Lockhart said leading Alabama exports to Peru include vehicles and auto parts, wood pulp, metals, and industrial machinery. Alabama-made vehicles accounted for $25 million of that total in 2013, with the value of those shipments zooming 473 percent from the prior year.
Lockhart said Peru offers opportunities for Alabama companies providing industrial goods in the mineral and telecommunications sectors, industrial chemicals, food processing equipment, and healthcare information technology, among other things.
On Tuesday, Canfield met with officials from Ministry of Foreign Affairs, the American Chamber of Commerce of Peru and Proinversion, an organization that is responsible for the execution of national private investment promotion policies. During these meetings, Canfield highlighted Alabama manufacturers and the busy port operation in Mobile, as well as the state’s suitability for trade and investment.
The Alabama delegation traveled overnight to Montevideo, Uruguay, where it will receive a briefing on that nation’s economic environment, tour the capital city’s port facilities and meet with government and business officials. On Thursday, the group will tour Ingenio, the nation’s leading information technology and innovation incubator, before starting the journey home Friday.
Alabama trade with Uruguay has been relative light – exports to the South American nation totaled $6.2 million in 2013 – but the market is seen as one that offers opportunities for state-based companies.
TRADE MISSION BENEFITS
Will Pugh of Birmingham-based Atlas RFID Solutions, which produces radio-frequency identification systems that help companies become more efficient, said the trip represents an ideal way for the company to make new connections in foreign markets. (Atlas RFID was in the Alabama delegation that traveled to Canada for a trade conference in July 2014.)

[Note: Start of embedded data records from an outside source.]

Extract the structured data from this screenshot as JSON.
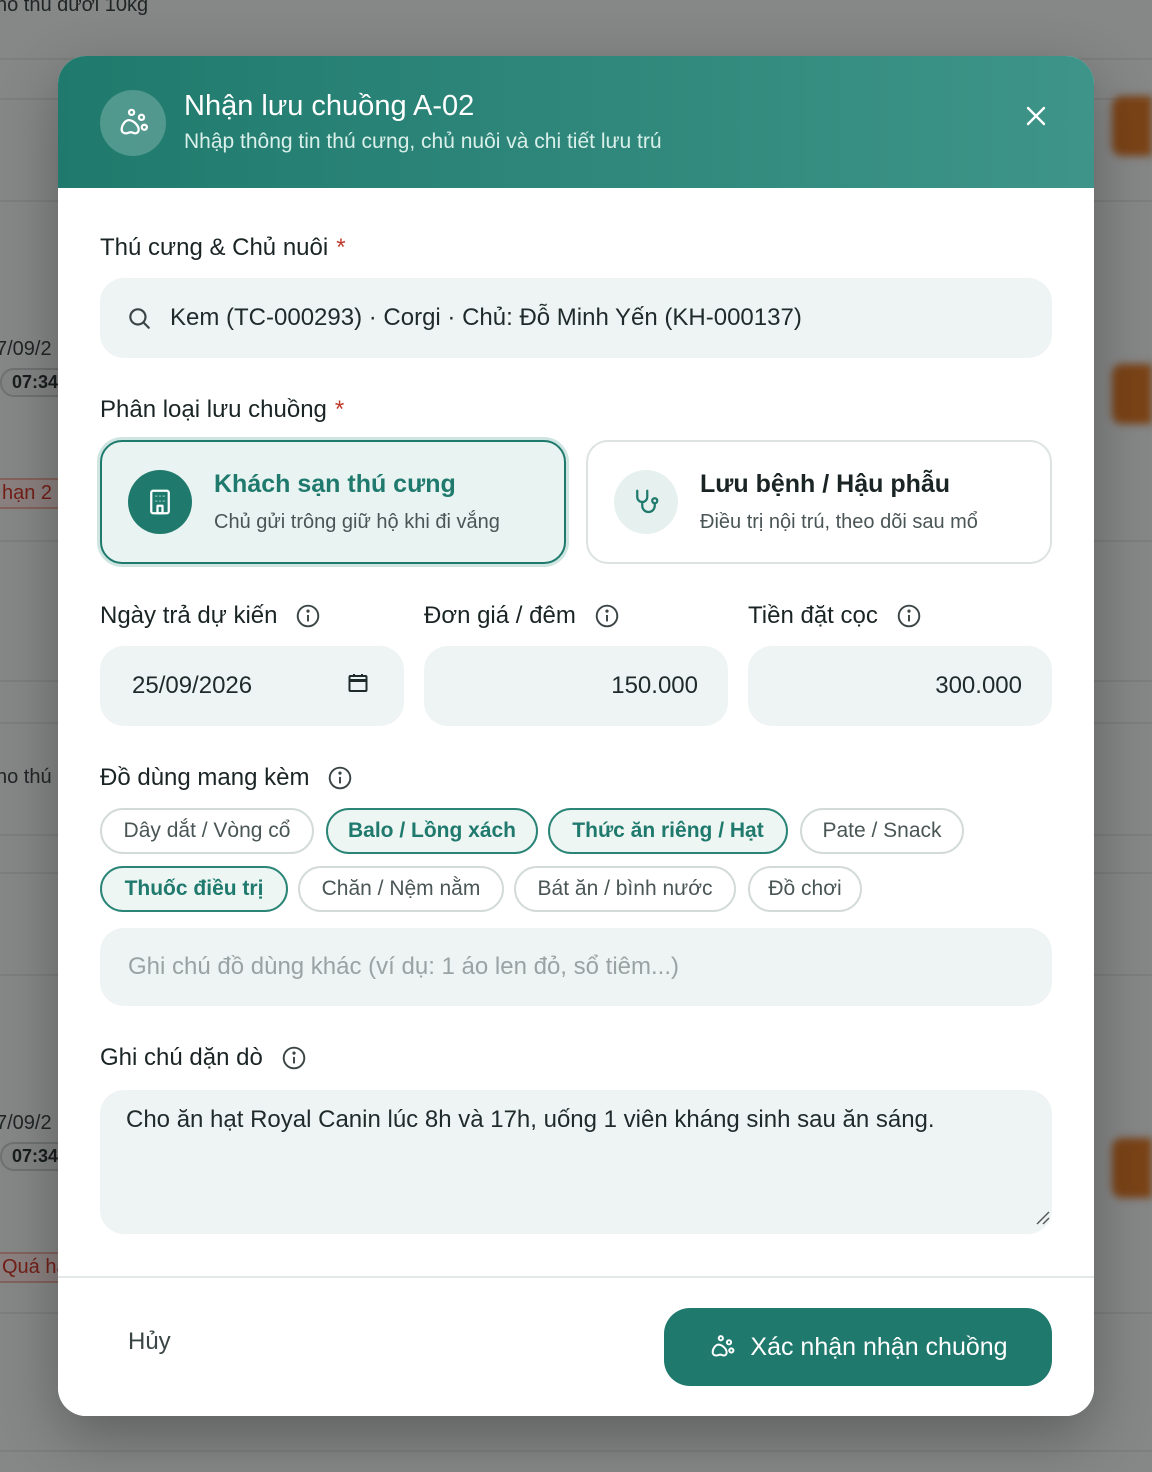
{
  "background": {
    "fragments": [
      "ho thú dưới 10kg",
      "7/09/2",
      "07:34",
      "hạn 2",
      "ho thú",
      "7/09/2",
      "07:34",
      "Quá hạ"
    ]
  },
  "modal": {
    "title": "Nhận lưu chuồng A-02",
    "subtitle": "Nhập thông tin thú cưng, chủ nuôi và chi tiết lưu trú",
    "header_icon": "paw-icon",
    "close_icon": "close-icon"
  },
  "pet_owner": {
    "label": "Thú cưng & Chủ nuôi",
    "required_mark": "*",
    "value": "Kem (TC-000293) · Corgi · Chủ: Đỗ Minh Yến (KH-000137)"
  },
  "boarding_type": {
    "label": "Phân loại lưu chuồng",
    "required_mark": "*",
    "options": [
      {
        "title": "Khách sạn thú cưng",
        "desc": "Chủ gửi trông giữ hộ khi đi vắng",
        "icon": "building-icon",
        "selected": true
      },
      {
        "title": "Lưu bệnh / Hậu phẫu",
        "desc": "Điều trị nội trú, theo dõi sau mổ",
        "icon": "stethoscope-icon",
        "selected": false
      }
    ]
  },
  "fields": {
    "return_date": {
      "label": "Ngày trả dự kiến",
      "value": "25/09/2026"
    },
    "price": {
      "label": "Đơn giá / đêm",
      "value": "150.000"
    },
    "deposit": {
      "label": "Tiền đặt cọc",
      "value": "300.000"
    }
  },
  "belongings": {
    "label": "Đồ dùng mang kèm",
    "chips": [
      {
        "label": "Dây dắt / Vòng cổ",
        "selected": false
      },
      {
        "label": "Balo / Lồng xách",
        "selected": true
      },
      {
        "label": "Thức ăn riêng / Hạt",
        "selected": true
      },
      {
        "label": "Pate / Snack",
        "selected": false
      },
      {
        "label": "Thuốc điều trị",
        "selected": true
      },
      {
        "label": "Chăn / Nệm nằm",
        "selected": false
      },
      {
        "label": "Bát ăn / bình nước",
        "selected": false
      },
      {
        "label": "Đồ chơi",
        "selected": false
      }
    ],
    "other_placeholder": "Ghi chú đồ dùng khác (ví dụ: 1 áo len đỏ, sổ tiêm...)"
  },
  "instructions": {
    "label": "Ghi chú dặn dò",
    "value": "Cho ăn hạt Royal Canin lúc 8h và 17h, uống 1 viên kháng sinh sau ăn sáng."
  },
  "footer": {
    "cancel_label": "Hủy",
    "confirm_label": "Xác nhận nhận chuồng"
  },
  "colors": {
    "primary": "#1f7a6d",
    "header_gradient_end": "#3e9488",
    "field_bg": "#eef4f3",
    "required": "#c0392b"
  }
}
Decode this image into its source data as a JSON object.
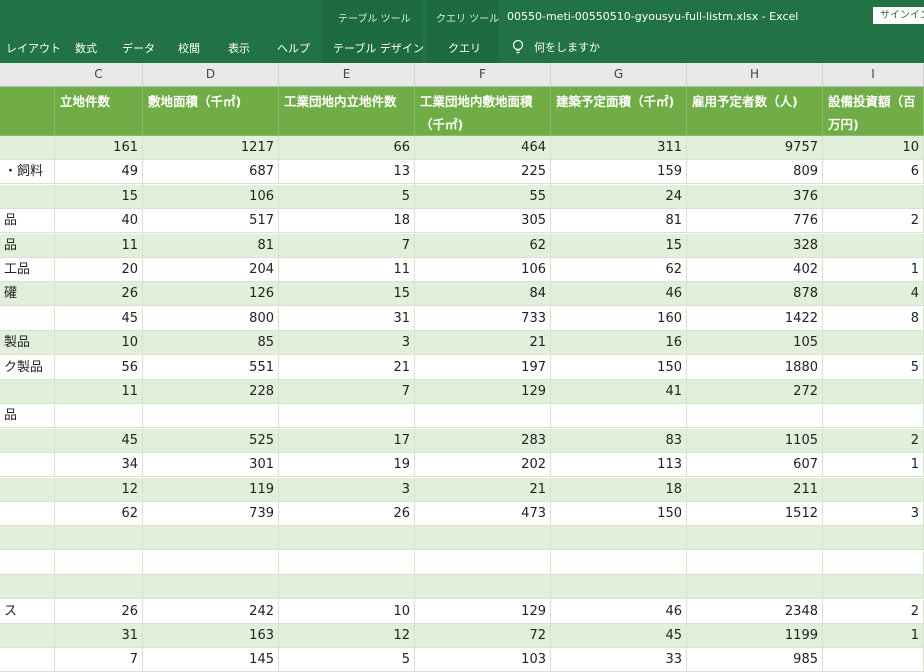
{
  "ribbon": {
    "context_tabs": [
      {
        "name": "テーブル ツール"
      },
      {
        "name": "クエリ ツール"
      }
    ],
    "window_title": "00550-meti-00550510-gyousyu-full-listm.xlsx  -  Excel",
    "signin": "サインイン",
    "tabs": [
      "レイアウト",
      "数式",
      "データ",
      "校閲",
      "表示",
      "ヘルプ",
      "テーブル デザイン",
      "クエリ"
    ],
    "search_placeholder": "何をしますか"
  },
  "columns": [
    "C",
    "D",
    "E",
    "F",
    "G",
    "H",
    "I"
  ],
  "header": [
    "立地件数",
    "敷地面積（千㎡)",
    "工業団地内立地件数",
    "工業団地内敷地面積（千㎡)",
    "建築予定面積（千㎡)",
    "雇用予定者数（人)",
    "設備投資額（百万円)"
  ],
  "rows": [
    {
      "label": "",
      "values": [
        "161",
        "1217",
        "66",
        "464",
        "311",
        "9757",
        "10"
      ]
    },
    {
      "label": "・飼料",
      "values": [
        "49",
        "687",
        "13",
        "225",
        "159",
        "809",
        "6"
      ]
    },
    {
      "label": "",
      "values": [
        "15",
        "106",
        "5",
        "55",
        "24",
        "376",
        ""
      ]
    },
    {
      "label": "品",
      "values": [
        "40",
        "517",
        "18",
        "305",
        "81",
        "776",
        "2"
      ]
    },
    {
      "label": "品",
      "values": [
        "11",
        "81",
        "7",
        "62",
        "15",
        "328",
        ""
      ]
    },
    {
      "label": "工品",
      "values": [
        "20",
        "204",
        "11",
        "106",
        "62",
        "402",
        "1"
      ]
    },
    {
      "label": "礶",
      "values": [
        "26",
        "126",
        "15",
        "84",
        "46",
        "878",
        "4"
      ]
    },
    {
      "label": "",
      "values": [
        "45",
        "800",
        "31",
        "733",
        "160",
        "1422",
        "8"
      ]
    },
    {
      "label": "製品",
      "values": [
        "10",
        "85",
        "3",
        "21",
        "16",
        "105",
        ""
      ]
    },
    {
      "label": "ク製品",
      "values": [
        "56",
        "551",
        "21",
        "197",
        "150",
        "1880",
        "5"
      ]
    },
    {
      "label": "",
      "values": [
        "11",
        "228",
        "7",
        "129",
        "41",
        "272",
        ""
      ]
    },
    {
      "label": "品",
      "values": [
        "",
        "",
        "",
        "",
        "",
        "",
        ""
      ]
    },
    {
      "label": "",
      "values": [
        "45",
        "525",
        "17",
        "283",
        "83",
        "1105",
        "2"
      ]
    },
    {
      "label": "",
      "values": [
        "34",
        "301",
        "19",
        "202",
        "113",
        "607",
        "1"
      ]
    },
    {
      "label": "",
      "values": [
        "12",
        "119",
        "3",
        "21",
        "18",
        "211",
        ""
      ]
    },
    {
      "label": "",
      "values": [
        "62",
        "739",
        "26",
        "473",
        "150",
        "1512",
        "3"
      ]
    },
    {
      "label": "",
      "values": [
        "",
        "",
        "",
        "",
        "",
        "",
        ""
      ]
    },
    {
      "label": "",
      "values": [
        "",
        "",
        "",
        "",
        "",
        "",
        ""
      ]
    },
    {
      "label": "",
      "values": [
        "",
        "",
        "",
        "",
        "",
        "",
        ""
      ]
    },
    {
      "label": "ス",
      "values": [
        "26",
        "242",
        "10",
        "129",
        "46",
        "2348",
        "2"
      ]
    },
    {
      "label": "",
      "values": [
        "31",
        "163",
        "12",
        "72",
        "45",
        "1199",
        "1"
      ]
    },
    {
      "label": "",
      "values": [
        "7",
        "145",
        "5",
        "103",
        "33",
        "985",
        ""
      ]
    }
  ]
}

“For companies that have to be strategic about where they focus their sales and marketing resources, trade missions are a great way to make informed decisions,” he said. “The Alabama Department of Commerce can leverage its international connections and matchmaking experience to make international business development more efficient.
“My company, Atlas RFID Solutions, was able to make connections with decision-makers in new markets much more efficiently than we could have by developing contacts on our own,” Pugh added.
Other companies on the mission are System Controls (Trussville), Quality Valve (Mobile), Gulf Trading LLC (Mobile), Masland Carpets (Saraland), Process Barron (Pelham), SEPCO (Pelham) and PESA (Huntsville).